I’m not sure exactly why. Joe drives me bananas with his smug telepathic messages to social conservatives. Mika bugs me when she mugs for the camera aghast at Joe’s preppie vitriol, especially now that she no longer interrupts to inject logic into his daily campaign speeches.
Which does not mean that I do not sometimes agree with Joe, nor do I eschew his taste in music. He wants gun control. He likes the Replacement’s. He’s sort of cute in that ”preppies are my weakness” kind of way. It’s a reasonably balanced show in terms of the other folks they invite into their early morning lair to discuss the news of the day. Mike Barnacle’s cool. So is Donny Deutsch. I must be emotionally mature as I plunge into middle age.
I agree with and admire Joe’s morning foil/fox Mika. She’s gorgeous; I think my 75-year-old dyed in the wool Democrat mother tries to have her hair done up like Mika’s in that short blondie swoop. I, once a political junkie, have grown to despise American politics. I can’t stomach it any more. The system is broken. Washington is a joke. I hope local politics takes advantage of this tremendous opportunity.
My son shuffles downstairs, barefoot -- it’s a -10 degrees below zero morning -- and flips the channel to Sports Center without asking, and the day begins.
Many are the days I would rather shop online than write. I have written so much in the past five-plus years that I’m unable to put to use. The mystery is eluding me and I know as a writing instructor that preaches this stuff that I have to be patient; it will reveal itself when it’s properly cooked. It’s been marinating forever; it may be over-tenderized. What if I’m a one-trick writer? Oh dear, the critic is loud today. Perusing the reams of unaffordable, yet breathtaking, boots on the Sundance site can take up a good half hour. I glance at the top right-hand corner of my computer screen and notice the time. Oops, gotta run; so much for today’s writing time.

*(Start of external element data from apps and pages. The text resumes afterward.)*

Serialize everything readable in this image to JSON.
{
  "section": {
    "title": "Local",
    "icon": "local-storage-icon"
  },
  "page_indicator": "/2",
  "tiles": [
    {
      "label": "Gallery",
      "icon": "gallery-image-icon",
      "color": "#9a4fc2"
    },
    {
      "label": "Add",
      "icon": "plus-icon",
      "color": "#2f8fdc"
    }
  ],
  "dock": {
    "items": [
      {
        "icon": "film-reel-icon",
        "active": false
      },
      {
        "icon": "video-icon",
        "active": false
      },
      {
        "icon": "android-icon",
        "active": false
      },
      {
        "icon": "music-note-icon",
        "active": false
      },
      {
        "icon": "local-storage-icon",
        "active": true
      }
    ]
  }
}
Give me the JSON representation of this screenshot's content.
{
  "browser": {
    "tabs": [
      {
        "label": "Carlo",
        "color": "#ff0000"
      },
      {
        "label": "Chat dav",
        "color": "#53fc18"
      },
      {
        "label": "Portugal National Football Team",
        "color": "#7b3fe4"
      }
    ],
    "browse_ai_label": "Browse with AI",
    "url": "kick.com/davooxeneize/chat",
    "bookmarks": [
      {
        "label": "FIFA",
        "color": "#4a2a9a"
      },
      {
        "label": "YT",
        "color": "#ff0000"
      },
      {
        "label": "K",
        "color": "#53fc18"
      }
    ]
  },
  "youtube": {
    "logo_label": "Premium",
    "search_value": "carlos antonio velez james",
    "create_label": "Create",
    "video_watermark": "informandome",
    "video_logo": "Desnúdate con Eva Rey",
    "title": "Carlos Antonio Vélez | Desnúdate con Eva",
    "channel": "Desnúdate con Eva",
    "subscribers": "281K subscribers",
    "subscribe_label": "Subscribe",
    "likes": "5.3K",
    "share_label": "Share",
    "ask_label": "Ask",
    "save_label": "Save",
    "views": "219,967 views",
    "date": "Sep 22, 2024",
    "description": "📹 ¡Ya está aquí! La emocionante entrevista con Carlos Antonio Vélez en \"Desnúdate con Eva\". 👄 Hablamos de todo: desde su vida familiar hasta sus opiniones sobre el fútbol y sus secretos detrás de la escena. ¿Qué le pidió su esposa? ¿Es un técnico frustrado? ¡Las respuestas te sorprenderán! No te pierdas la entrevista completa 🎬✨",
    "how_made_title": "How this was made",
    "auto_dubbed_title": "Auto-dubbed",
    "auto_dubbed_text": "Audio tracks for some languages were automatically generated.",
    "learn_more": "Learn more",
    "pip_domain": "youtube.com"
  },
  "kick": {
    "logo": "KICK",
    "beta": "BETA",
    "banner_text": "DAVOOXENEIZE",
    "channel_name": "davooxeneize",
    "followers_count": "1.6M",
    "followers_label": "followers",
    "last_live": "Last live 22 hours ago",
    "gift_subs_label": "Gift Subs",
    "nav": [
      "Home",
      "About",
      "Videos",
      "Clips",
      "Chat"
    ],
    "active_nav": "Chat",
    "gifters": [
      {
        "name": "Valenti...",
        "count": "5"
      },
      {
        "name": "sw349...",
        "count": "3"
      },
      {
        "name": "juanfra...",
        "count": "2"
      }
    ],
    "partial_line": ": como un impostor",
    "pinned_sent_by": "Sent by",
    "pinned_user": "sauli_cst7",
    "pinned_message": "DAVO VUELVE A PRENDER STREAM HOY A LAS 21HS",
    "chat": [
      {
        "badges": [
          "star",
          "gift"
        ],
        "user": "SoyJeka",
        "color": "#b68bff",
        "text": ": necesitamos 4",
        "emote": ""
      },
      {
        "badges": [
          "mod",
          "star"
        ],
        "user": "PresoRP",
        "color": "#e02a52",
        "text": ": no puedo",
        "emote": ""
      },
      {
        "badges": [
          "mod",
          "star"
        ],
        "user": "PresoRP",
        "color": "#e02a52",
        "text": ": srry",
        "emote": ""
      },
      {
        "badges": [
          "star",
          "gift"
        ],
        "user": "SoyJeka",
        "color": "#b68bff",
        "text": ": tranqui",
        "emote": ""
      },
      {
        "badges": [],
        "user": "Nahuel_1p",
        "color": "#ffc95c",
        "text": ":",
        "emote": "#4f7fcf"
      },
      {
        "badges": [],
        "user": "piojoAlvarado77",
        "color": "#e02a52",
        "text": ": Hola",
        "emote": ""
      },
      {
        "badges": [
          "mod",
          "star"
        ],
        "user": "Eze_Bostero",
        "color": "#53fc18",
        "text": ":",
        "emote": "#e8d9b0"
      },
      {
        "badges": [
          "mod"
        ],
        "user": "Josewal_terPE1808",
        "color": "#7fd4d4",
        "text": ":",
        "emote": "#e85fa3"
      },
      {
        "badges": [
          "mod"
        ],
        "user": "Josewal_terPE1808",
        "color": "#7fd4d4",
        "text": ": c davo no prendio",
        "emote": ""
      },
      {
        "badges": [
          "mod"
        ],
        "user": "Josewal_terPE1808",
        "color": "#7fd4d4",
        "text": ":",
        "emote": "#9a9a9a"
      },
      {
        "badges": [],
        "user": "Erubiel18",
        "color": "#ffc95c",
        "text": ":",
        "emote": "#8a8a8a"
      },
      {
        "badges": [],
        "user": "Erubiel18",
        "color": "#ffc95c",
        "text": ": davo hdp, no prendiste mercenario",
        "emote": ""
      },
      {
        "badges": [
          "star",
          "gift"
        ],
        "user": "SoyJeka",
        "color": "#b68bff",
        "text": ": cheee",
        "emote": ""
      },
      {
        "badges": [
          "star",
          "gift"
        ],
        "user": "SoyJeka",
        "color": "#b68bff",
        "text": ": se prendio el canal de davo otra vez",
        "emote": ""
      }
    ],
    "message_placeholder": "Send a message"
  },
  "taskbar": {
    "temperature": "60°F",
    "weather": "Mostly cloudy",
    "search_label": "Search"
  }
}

It’s not just my writing time that is swallowed by looking at the pretty pictures of stuff that will not make me a happier person. It’s a go-to when I’m feeling stressed or lonely. Anthropologie, J Crew, oh the meaningless costly time we’ve spent together. Boden, why do I keep ordering things from you that I never wear because they don’t look good on me; they look great on your models? As a newly minted (ha!) woman of a certain age, am I supposed to be more sensible and turn my gaze to Garnet Hill? Nevah!
When I was an unsupervised girl with loads of unstructured time and no homework in the 1970s, my friends and I would go through every single page of the Sear’s or Penney’s catalogue. The game entailed that we each had to pick one thing from each page that we would like to have. It didn’t matter if we turned to the weirdly plastic men’s underwear pages or the small appliances pages. We were forming our boxers versus briefs opinions and brand name preferences. Boxers. Sunbeam. This made-up game has probably kept our nation’s economy chugging along, this want, desire, and need to have stuff, more and better stuff has had me by the throat since childhood.
This is a huge topic that will have to be re-visited, but duty calls. I did not proceed to check-out today. One day at a time. One word at a time.